The easiest way to feed is simply use our new version of “The Bomb.” It has enough solid organic nutrients for 1 to 6 months without feeding depending on the type of plant being grown. If you see signs that you need to feed, (brown leaf tips and yellowing indicate nitrogen deficiency and is often the first sign that you need to feed) You can choose between solid organic nutrient top dressings like our Dynamic Dressing and Bomb Dressing or you can use liquid organic nutrients. We don’t recommend chemical fertilizers because they kill the beneficial soil microbes.
If you are not using “The Bomb”, or dressings, add a feeding of liquid organic fertilizer to your watering rotation at half label strength. The cycle should be a straight watering, then water with 1/2 strength liquid fertilizer, and then water with compost tea diluted 5:1 to spray on soil and leaves. We recommend Vital Earth’s Organic Liquid Grow and Liquid Bloom. To simplify every 3 days or so you water. Then 3 days later if your plants need it or you want to, feed with liquid nutrients. Then three days later water with compost tea and spray it on the leaves. It can even be diluted and still be very effective at adding protective microbes.
As we have already heard compost tea is great stuff. We are specifically talking about Actively Aerated Compost Tea made with an aerator pump. As almost all plant and human pathogens can only survive in an oxygen free environment, we are insuring they cannot survive. We then feed the beneficial aerobic organisms from good biodynamic compost and let them reproduce. When we water them into our soil, they break down organic nutrients and create humus. Both in the soil and sprayed on leaves with a 50% coverage or more our friendly microbes both consume and out-compete the bad organisms. In numerous studies compost and compost tea have been shown to increase yields and control or eliminate most plant pathogens including Botrytis(grey/brown mold), powdery mildew and fusarium wilt.
Because you will be growing monster, high producing plants, you will probably need to support them with some sort of tomato cages or trellising. When necessary, use plastic trellising mesh to support large plants.

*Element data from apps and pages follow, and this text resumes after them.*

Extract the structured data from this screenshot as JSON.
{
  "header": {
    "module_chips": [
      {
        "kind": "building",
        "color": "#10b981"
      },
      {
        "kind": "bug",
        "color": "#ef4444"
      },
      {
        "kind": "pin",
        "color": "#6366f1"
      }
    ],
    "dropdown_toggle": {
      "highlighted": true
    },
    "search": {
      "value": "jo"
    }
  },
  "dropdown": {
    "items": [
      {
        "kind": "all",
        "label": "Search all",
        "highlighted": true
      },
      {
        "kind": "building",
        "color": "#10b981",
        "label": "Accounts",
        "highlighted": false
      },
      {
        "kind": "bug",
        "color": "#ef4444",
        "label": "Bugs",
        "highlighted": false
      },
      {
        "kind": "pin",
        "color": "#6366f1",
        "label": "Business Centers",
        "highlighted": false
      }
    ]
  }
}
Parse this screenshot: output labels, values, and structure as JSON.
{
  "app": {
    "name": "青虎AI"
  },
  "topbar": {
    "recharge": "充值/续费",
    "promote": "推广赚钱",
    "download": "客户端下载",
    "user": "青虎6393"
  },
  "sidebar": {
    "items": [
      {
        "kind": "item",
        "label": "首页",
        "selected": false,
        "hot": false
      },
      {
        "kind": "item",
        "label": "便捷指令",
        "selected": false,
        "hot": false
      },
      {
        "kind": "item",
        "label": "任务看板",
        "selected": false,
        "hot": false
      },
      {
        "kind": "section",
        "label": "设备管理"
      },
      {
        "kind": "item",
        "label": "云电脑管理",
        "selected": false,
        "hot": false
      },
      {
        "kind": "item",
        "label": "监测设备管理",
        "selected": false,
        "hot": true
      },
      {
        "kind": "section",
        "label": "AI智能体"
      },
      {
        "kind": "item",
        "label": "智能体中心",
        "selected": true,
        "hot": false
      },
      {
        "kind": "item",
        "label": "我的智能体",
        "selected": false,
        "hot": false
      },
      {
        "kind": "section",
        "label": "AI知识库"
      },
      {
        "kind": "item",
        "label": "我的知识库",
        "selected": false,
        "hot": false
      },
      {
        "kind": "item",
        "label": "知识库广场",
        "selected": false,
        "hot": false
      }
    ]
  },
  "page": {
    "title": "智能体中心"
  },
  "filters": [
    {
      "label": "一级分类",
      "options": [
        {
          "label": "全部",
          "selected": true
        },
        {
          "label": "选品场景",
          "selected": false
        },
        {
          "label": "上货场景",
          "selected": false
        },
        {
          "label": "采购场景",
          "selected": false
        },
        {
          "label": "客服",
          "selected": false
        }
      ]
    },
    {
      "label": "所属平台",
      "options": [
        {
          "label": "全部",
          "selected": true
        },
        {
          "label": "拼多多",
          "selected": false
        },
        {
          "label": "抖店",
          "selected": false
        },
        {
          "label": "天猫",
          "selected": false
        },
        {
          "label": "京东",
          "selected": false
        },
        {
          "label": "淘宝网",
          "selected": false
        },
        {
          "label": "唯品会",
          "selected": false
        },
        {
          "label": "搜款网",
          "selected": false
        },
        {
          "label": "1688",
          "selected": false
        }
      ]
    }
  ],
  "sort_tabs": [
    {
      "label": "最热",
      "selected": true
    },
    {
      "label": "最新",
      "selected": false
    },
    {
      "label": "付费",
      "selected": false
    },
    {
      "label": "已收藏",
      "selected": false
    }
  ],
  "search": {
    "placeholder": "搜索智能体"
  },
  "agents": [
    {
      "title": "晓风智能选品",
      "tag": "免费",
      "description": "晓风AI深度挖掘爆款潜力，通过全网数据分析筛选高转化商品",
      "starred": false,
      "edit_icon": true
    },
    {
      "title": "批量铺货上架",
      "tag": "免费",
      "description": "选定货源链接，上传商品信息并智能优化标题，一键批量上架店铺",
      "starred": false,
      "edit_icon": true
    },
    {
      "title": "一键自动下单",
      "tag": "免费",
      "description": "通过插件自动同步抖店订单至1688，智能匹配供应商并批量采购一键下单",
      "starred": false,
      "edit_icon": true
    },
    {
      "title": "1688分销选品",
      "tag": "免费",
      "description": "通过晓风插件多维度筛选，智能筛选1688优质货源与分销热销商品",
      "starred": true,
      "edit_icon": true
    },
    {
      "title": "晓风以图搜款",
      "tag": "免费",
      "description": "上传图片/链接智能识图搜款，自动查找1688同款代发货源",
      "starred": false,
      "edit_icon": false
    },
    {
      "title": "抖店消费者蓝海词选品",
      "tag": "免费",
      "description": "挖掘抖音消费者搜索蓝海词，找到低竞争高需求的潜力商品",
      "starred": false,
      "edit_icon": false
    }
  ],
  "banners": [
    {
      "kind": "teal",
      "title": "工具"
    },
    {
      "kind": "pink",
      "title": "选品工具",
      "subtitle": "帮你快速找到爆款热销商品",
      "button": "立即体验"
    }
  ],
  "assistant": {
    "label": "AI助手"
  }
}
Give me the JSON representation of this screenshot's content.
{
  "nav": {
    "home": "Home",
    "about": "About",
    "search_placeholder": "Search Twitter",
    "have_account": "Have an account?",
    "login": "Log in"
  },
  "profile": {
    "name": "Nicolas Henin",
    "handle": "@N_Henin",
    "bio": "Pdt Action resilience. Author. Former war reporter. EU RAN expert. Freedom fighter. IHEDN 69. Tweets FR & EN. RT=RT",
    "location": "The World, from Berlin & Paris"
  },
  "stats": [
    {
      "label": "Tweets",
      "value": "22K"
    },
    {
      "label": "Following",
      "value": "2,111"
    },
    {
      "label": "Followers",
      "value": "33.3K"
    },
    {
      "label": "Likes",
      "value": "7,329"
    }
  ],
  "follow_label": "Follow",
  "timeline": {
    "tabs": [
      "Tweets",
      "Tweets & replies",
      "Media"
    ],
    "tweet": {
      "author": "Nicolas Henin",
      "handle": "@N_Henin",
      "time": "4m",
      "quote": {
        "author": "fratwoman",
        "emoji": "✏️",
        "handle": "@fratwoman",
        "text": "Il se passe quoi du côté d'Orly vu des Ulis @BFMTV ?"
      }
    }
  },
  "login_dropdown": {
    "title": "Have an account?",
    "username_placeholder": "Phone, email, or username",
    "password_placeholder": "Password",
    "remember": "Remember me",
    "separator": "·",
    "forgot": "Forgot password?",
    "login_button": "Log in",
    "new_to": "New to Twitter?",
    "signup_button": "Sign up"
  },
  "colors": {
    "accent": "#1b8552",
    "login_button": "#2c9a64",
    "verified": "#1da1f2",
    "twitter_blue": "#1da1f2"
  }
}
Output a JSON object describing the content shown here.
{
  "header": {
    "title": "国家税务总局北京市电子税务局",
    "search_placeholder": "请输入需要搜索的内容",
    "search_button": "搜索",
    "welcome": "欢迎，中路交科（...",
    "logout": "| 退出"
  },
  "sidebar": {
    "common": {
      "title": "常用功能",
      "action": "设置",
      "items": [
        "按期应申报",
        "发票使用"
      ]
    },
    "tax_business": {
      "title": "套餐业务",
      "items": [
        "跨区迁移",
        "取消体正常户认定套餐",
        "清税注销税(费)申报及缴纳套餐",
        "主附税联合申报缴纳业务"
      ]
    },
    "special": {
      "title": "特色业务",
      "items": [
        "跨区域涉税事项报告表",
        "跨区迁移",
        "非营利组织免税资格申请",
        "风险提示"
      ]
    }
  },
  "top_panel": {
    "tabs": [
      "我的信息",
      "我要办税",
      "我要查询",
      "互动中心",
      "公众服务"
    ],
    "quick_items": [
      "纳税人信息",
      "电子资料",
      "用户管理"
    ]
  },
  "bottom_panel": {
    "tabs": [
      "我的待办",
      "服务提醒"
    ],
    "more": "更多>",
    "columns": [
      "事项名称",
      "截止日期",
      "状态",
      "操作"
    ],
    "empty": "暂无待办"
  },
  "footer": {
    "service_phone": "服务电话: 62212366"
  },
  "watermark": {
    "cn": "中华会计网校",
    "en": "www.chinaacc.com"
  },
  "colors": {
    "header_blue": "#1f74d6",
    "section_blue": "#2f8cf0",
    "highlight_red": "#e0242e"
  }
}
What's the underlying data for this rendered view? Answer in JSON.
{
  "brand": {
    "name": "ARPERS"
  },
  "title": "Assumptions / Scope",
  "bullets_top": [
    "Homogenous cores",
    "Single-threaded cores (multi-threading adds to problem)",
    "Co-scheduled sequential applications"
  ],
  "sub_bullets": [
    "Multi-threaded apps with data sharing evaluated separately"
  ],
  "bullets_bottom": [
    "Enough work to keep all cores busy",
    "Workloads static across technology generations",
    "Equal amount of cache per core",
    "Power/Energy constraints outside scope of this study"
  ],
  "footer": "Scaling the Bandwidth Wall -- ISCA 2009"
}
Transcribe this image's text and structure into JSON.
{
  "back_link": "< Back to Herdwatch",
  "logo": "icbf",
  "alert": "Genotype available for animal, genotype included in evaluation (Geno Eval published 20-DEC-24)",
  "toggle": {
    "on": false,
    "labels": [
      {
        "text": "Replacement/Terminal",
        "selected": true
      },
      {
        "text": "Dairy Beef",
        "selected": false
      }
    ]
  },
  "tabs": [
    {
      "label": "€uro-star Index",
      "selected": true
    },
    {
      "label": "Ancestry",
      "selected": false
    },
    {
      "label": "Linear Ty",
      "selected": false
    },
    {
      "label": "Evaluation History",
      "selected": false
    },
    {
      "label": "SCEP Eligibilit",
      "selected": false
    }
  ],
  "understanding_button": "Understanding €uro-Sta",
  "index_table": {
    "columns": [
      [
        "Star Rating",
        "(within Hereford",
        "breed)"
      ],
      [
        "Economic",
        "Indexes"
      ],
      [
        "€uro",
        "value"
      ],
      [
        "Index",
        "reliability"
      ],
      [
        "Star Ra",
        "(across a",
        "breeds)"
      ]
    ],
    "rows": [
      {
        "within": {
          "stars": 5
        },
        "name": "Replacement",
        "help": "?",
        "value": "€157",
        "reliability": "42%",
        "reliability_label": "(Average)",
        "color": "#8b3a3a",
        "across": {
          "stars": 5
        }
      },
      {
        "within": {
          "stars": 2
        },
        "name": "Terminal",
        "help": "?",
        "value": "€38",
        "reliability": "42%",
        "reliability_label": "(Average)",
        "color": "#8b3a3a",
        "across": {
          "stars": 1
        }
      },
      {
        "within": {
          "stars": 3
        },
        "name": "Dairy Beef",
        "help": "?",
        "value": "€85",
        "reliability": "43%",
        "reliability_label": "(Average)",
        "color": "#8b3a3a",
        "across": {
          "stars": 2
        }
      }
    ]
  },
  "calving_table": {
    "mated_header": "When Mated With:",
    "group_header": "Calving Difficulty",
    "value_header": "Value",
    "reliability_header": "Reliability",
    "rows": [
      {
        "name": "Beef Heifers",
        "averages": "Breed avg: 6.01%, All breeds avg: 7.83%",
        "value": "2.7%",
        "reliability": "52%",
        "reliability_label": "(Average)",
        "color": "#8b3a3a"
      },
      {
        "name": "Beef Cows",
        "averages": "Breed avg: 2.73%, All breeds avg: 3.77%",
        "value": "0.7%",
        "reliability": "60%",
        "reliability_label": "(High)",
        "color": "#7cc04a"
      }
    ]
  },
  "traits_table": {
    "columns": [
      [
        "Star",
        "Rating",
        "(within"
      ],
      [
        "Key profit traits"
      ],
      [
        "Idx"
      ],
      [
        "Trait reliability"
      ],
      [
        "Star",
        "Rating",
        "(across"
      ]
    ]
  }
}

A super easy system is to use raised beds or pots in a line and put fence stakes at the ends and sides. Roll out the trellis and suspend it between the stakes. Repeat every foot vertically as tall as you expect your plants to be. It works best if you start when the plants are small and weave them through this grid as they grow. This will prevent breakage from heavy fruit and wind and is surprisingly inexpensive for the benefits. This also works great for green beans and the like but often people run the trellis vertically instead of horizontally.
End of Season
At the conclusion of your growing season, we recommend using Hygrozyme, an all-natural enzymatic horticultural cleaner to eliminate potential pathogens from your soil, while at the same time maintaining beneficial microorganisms. Crop rotation is just as important in your container as it is in the field and should be practiced with some sort of cover crop and an application of nitrogen fixing bacterial innoculant to help the cover crop pull nitrogen out of the air and put it in you soil in the off season. We recommend a clover or legume seed. Try our Paonia Soil Co regenerative cover crop mix which is coming soon!